━━━ Data shown ━━━

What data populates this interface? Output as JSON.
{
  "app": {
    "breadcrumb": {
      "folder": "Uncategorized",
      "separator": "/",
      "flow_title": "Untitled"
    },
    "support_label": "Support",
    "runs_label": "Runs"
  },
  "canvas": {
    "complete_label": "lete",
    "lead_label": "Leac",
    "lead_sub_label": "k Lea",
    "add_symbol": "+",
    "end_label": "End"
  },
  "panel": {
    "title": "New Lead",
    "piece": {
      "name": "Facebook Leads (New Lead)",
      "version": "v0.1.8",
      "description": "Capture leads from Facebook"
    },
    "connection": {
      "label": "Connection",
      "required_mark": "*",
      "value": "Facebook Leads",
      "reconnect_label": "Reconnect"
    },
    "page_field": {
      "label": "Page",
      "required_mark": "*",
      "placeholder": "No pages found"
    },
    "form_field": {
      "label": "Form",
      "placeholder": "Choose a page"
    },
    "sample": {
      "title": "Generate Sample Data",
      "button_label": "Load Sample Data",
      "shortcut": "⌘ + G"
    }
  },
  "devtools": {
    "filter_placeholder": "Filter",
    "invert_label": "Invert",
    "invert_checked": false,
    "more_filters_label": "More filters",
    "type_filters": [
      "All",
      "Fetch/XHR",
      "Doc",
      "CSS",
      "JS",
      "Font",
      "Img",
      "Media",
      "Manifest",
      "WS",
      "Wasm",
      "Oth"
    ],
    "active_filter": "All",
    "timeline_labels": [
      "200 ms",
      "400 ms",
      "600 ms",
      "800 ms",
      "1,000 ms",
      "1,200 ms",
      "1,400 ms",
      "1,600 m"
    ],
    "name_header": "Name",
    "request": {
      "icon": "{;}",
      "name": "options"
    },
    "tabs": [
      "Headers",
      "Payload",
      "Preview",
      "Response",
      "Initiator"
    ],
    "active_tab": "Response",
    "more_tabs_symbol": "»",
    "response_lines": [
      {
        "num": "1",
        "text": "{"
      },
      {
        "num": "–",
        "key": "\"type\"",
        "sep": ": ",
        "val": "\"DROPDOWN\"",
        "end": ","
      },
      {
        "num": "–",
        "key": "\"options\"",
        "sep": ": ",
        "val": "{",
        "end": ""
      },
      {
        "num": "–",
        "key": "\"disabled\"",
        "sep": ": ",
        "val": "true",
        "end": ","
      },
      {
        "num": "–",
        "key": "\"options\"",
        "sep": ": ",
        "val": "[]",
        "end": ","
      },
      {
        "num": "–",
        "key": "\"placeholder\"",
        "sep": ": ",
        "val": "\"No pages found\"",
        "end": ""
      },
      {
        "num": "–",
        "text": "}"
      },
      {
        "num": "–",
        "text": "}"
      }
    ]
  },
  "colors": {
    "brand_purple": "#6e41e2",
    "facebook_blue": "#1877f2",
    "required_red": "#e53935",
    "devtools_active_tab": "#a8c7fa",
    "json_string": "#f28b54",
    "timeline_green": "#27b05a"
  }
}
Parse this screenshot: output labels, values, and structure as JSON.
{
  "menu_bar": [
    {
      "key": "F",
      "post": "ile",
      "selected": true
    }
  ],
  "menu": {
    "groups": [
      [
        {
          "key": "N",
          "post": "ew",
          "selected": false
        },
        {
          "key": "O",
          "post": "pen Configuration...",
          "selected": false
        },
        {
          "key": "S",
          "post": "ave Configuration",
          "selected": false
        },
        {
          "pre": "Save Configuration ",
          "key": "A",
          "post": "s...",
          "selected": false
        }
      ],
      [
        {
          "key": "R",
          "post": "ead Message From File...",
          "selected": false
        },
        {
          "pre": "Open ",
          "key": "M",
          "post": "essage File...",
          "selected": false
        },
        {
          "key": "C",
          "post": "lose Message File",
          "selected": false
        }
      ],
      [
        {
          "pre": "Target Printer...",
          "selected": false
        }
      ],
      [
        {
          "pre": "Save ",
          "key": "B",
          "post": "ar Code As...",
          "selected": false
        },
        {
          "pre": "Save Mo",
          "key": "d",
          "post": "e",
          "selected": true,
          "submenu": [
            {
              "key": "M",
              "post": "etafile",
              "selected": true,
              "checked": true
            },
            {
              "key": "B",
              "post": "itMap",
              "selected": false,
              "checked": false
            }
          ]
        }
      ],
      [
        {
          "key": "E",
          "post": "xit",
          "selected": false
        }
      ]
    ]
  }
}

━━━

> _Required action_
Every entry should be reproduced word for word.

> _Solution for this task_
What data populates this interface? Output as JSON.
{
  "app": {
    "breadcrumb": {
      "folder": "Uncategorized",
      "separator": "/",
      "flow_title": "Untitled"
    },
    "support_label": "Support",
    "runs_label": "Runs"
  },
  "canvas": {
    "complete_label": "lete",
    "lead_label": "Leac",
    "lead_sub_label": "k Lea",
    "add_symbol": "+",
    "end_label": "End"
  },
  "panel": {
    "title": "New Lead",
    "piece": {
      "name": "Facebook Leads (New Lead)",
      "version": "v0.1.8",
      "description": "Capture leads from Facebook"
    },
    "connection": {
      "label": "Connection",
      "required_mark": "*",
      "value": "Facebook Leads",
      "reconnect_label": "Reconnect"
    },
    "page_field": {
      "label": "Page",
      "required_mark": "*",
      "placeholder": "No pages found"
    },
    "form_field": {
      "label": "Form",
      "placeholder": "Choose a page"
    },
    "sample": {
      "title": "Generate Sample Data",
      "button_label": "Load Sample Data",
      "shortcut": "⌘ + G"
    }
  },
  "devtools": {
    "filter_placeholder": "Filter",
    "invert_label": "Invert",
    "invert_checked": false,
    "more_filters_label": "More filters",
    "type_filters": [
      "All",
      "Fetch/XHR",
      "Doc",
      "CSS",
      "JS",
      "Font",
      "Img",
      "Media",
      "Manifest",
      "WS",
      "Wasm",
      "Oth"
    ],
    "active_filter": "All",
    "timeline_labels": [
      "200 ms",
      "400 ms",
      "600 ms",
      "800 ms",
      "1,000 ms",
      "1,200 ms",
      "1,400 ms",
      "1,600 m"
    ],
    "name_header": "Name",
    "request": {
      "icon": "{;}",
      "name": "options"
    },
    "tabs": [
      "Headers",
      "Payload",
      "Preview",
      "Response",
      "Initiator"
    ],
    "active_tab": "Response",
    "more_tabs_symbol": "»",
    "response_lines": [
      {
        "num": "1",
        "text": "{"
      },
      {
        "num": "–",
        "key": "\"type\"",
        "sep": ": ",
        "val": "\"DROPDOWN\"",
        "end": ","
      },
      {
        "num": "–",
        "key": "\"options\"",
        "sep": ": ",
        "val": "{",
        "end": ""
      },
      {
        "num": "–",
        "key": "\"disabled\"",
        "sep": ": ",
        "val": "true",
        "end": ","
      },
      {
        "num": "–",
        "key": "\"options\"",
        "sep": ": ",
        "val": "[]",
        "end": ","
      },
      {
        "num": "–",
        "key": "\"placeholder\"",
        "sep": ": ",
        "val": "\"No pages found\"",
        "end": ""
      },
      {
        "num": "–",
        "text": "}"
      },
      {
        "num": "–",
        "text": "}"
      }
    ]
  },
  "colors": {
    "brand_purple": "#6e41e2",
    "facebook_blue": "#1877f2",
    "required_red": "#e53935",
    "devtools_active_tab": "#a8c7fa",
    "json_string": "#f28b54",
    "timeline_green": "#27b05a"
  }
}
Parse this screenshot: output labels, values, and structure as JSON.
{
  "menu_bar": [
    {
      "key": "F",
      "post": "ile",
      "selected": true
    }
  ],
  "menu": {
    "groups": [
      [
        {
          "key": "N",
          "post": "ew",
          "selected": false
        },
        {
          "key": "O",
          "post": "pen Configuration...",
          "selected": false
        },
        {
          "key": "S",
          "post": "ave Configuration",
          "selected": false
        },
        {
          "pre": "Save Configuration ",
          "key": "A",
          "post": "s...",
          "selected": false
        }
      ],
      [
        {
          "key": "R",
          "post": "ead Message From File...",
          "selected": false
        },
        {
          "pre": "Open ",
          "key": "M",
          "post": "essage File...",
          "selected": false
        },
        {
          "key": "C",
          "post": "lose Message File",
          "selected": false
        }
      ],
      [
        {
          "pre": "Target Printer...",
          "selected": false
        }
      ],
      [
        {
          "pre": "Save ",
          "key": "B",
          "post": "ar Code As...",
          "selected": false
        },
        {
          "pre": "Save Mo",
          "key": "d",
          "post": "e",
          "selected": true,
          "submenu": [
            {
              "key": "M",
              "post": "etafile",
              "selected": true,
              "checked": true
            },
            {
              "key": "B",
              "post": "itMap",
              "selected": false,
              "checked": false
            }
          ]
        }
      ],
      [
        {
          "key": "E",
          "post": "xit",
          "selected": false
        }
      ]
    ]
  }
}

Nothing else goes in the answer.